(MATERIAL SHOWN begins)

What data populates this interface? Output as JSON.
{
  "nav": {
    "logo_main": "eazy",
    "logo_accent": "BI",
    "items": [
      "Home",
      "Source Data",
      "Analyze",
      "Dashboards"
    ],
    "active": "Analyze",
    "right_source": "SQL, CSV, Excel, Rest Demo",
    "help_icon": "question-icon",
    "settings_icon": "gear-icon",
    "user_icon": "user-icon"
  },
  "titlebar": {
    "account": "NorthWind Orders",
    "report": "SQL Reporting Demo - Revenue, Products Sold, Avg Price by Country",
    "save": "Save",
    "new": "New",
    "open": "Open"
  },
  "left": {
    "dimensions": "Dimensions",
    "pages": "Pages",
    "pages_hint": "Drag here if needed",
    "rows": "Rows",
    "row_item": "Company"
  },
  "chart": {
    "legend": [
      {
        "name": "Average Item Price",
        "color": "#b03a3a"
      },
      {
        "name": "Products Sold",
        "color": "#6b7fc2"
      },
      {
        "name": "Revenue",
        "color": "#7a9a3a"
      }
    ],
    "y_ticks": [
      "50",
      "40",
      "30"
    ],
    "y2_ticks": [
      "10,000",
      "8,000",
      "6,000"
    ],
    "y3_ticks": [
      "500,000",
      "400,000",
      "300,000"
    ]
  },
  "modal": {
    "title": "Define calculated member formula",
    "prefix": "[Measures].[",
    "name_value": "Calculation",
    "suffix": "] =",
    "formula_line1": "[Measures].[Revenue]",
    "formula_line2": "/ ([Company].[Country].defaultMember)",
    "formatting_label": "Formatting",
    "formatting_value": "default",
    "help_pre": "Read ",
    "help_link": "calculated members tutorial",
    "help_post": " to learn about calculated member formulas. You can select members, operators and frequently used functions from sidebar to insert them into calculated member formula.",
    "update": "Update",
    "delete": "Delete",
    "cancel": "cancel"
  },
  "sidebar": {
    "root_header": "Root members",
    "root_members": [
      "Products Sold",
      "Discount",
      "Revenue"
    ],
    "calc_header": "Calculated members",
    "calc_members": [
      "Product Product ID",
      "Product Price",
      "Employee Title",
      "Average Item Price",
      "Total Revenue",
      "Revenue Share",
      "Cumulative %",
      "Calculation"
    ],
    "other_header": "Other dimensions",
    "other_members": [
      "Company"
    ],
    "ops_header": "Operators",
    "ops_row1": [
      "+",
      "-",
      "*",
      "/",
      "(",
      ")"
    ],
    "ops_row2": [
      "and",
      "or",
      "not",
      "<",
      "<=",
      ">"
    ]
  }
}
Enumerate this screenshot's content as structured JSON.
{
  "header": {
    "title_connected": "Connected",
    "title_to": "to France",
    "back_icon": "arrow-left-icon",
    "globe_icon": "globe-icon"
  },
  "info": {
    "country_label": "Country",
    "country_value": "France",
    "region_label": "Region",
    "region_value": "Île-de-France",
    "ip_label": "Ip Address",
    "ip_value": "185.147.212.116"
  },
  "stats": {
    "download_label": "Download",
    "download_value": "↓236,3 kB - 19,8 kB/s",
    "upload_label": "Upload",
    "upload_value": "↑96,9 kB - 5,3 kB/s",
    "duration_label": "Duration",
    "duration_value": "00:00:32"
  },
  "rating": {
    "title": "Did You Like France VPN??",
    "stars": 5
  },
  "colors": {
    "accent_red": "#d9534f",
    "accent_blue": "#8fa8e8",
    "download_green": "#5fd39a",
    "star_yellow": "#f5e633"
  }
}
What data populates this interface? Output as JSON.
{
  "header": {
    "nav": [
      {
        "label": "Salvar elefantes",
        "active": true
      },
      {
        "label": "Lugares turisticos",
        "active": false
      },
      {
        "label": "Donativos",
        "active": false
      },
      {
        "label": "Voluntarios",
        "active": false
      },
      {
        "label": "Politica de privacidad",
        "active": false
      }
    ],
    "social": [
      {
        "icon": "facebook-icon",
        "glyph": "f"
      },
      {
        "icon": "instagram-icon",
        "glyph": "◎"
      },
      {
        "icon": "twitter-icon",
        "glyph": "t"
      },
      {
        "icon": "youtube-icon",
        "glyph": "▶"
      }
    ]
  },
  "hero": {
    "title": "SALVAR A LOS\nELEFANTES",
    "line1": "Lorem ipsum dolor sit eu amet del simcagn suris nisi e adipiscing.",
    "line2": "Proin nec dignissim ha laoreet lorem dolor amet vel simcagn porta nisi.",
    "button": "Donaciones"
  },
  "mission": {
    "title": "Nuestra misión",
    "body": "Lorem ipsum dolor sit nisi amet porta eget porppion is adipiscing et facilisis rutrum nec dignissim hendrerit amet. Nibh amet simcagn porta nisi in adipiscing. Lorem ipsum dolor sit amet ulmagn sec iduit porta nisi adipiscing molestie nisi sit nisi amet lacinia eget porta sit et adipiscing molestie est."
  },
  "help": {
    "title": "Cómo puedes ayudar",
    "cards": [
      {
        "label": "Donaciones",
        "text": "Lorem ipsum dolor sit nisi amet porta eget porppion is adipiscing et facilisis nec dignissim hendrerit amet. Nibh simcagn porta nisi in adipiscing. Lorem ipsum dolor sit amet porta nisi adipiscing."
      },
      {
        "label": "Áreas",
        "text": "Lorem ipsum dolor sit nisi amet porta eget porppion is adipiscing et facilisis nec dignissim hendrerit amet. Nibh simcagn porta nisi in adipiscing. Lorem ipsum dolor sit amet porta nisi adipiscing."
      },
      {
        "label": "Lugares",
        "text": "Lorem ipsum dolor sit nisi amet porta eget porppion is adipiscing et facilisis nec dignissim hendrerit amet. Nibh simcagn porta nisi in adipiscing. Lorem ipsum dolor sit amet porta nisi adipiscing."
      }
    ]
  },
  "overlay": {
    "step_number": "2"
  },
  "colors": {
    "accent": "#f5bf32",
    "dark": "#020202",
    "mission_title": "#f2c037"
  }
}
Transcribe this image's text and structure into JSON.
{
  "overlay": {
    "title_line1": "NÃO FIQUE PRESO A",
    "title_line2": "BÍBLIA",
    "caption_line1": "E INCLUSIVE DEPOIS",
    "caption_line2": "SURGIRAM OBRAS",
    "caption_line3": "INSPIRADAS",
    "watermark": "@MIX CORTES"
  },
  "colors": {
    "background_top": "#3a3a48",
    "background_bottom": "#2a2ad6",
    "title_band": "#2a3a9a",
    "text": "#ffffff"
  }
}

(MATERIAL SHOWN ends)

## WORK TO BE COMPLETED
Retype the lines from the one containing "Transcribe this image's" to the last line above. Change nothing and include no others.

## SOLUTION
Transcribe this image's text and structure into JSON.
{
  "overlay": {
    "title_line1": "NÃO FIQUE PRESO A",
    "title_line2": "BÍBLIA",
    "caption_line1": "E INCLUSIVE DEPOIS",
    "caption_line2": "SURGIRAM OBRAS",
    "caption_line3": "INSPIRADAS",
    "watermark": "@MIX CORTES"
  },
  "colors": {
    "background_top": "#3a3a48",
    "background_bottom": "#2a2ad6",
    "title_band": "#2a3a9a",
    "text": "#ffffff"
  }
}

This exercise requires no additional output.